In response to the events of this week, I have put together a website that appears at the following links:

Rather than try to describe the purpose of the site, I have included the first three paragraphs from the site itself, which should explain everything. I need your help though, in communicating this e-mail to as many people as possible. Without news of the site being made known, the family members and friends will not know where to express these thoughts. Please forward this e-mail to as many people as posssible, and post news of it's existence on all pertinent bulletin boards and message forums. The internet is a big place, and I can't reach it all alone.

On September 11, 2001, two unspeakable acts were perpetrated on the people of the United States in New York City and Washington DC. For many, the disbelief of these acts turned to absolute horror as one tower and then the other of the World Trade Center in New York City collapsed. The loss of life, although not yet measured in numbers, will truly be catastrophic.
News reports refer to the loss of public safety responders, but do not mention how these responders are different from others involved in this tragedy. It is the members of the public safety community that went into these buildings while everyone else was fighting to get out. Simply because it was their job.

This will be the largest single loss of public safety responders in the line of duty in the history of the United States. Because of the staggering numbers involved, the news media will only be able to give a brief moment of remembrance to those that made the supreme sacrifice.
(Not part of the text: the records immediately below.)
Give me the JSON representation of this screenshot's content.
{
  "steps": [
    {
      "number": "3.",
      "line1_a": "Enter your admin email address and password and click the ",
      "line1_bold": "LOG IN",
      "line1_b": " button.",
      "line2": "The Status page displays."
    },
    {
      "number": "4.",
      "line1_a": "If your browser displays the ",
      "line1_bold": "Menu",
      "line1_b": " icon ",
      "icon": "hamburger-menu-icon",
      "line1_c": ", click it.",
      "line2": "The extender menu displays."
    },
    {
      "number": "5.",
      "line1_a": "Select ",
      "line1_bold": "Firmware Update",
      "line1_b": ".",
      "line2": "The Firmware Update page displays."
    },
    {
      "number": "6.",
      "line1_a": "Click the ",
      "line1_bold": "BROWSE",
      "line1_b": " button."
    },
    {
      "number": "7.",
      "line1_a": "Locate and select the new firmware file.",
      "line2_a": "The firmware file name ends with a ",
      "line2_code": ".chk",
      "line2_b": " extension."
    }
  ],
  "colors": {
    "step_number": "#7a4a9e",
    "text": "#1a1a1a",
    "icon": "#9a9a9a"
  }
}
I have put this site together to allow the families and friends of these brave responders to share their memories of these heroic individuals with the world. By doing this, I hope to raise awareness in the world that the people we take for granted every day as civil servants are not just a faceless portion of our government at work, or numbers on a list, but brothers, sisters, fathers, mothers, aunts, uncles, grandparents, children and grandchildren of people who have survived, and must live with the bittersweet pride that their loved ones died while helping others-simply because it was their job.

Ed Burke
Boston Citywide Fire Radio Car 173
Boston EMS EMT 738